--- DATA ---

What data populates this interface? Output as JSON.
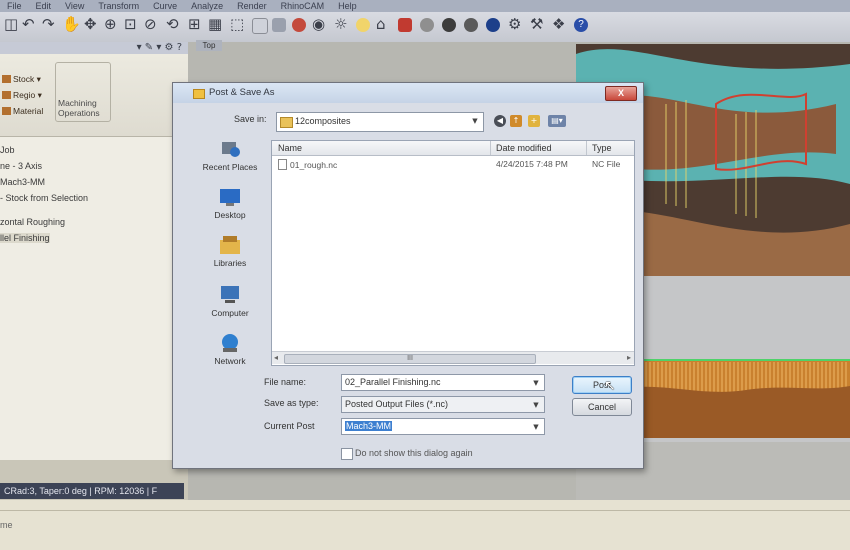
{
  "menubar": [
    "File",
    "Edit",
    "View",
    "Transform",
    "Curve",
    "Analyze",
    "Render",
    "RhinoCAM",
    "Help"
  ],
  "left_panel": {
    "title": "",
    "ribbon_items": [
      "Stock",
      "Regio",
      "Material"
    ],
    "ribbon_group_label": "Machining Operations",
    "tree": [
      "Job",
      "ne - 3 Axis",
      "Mach3-MM",
      "- Stock from Selection",
      "zontal Roughing",
      "llel Finishing"
    ]
  },
  "status_bar": "CRad:3, Taper:0 deg | RPM: 12036 | F",
  "viewport": {
    "tab": "Top"
  },
  "dialog": {
    "title": "Post & Save As",
    "close": "X",
    "save_in_label": "Save in:",
    "save_in_value": "12composites",
    "places": [
      "Recent Places",
      "Desktop",
      "Libraries",
      "Computer",
      "Network"
    ],
    "columns": [
      "Name",
      "Date modified",
      "Type"
    ],
    "files": [
      {
        "name": "01_rough.nc",
        "date": "4/24/2015 7:48 PM",
        "type": "NC File"
      }
    ],
    "scroll_label": "III",
    "file_name_label": "File name:",
    "file_name_value": "02_Parallel Finishing.nc",
    "save_type_label": "Save as type:",
    "save_type_value": "Posted Output Files (*.nc)",
    "current_post_label": "Current Post",
    "current_post_value": "Mach3-MM",
    "post_button": "Post",
    "cancel_button": "Cancel",
    "checkbox_label": "Do not show this dialog again"
  }
}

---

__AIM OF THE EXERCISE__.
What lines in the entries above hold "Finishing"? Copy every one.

__OUTPUT__.
      "llel Finishing"
    "file_name_value": "02_Parallel Finishing.nc",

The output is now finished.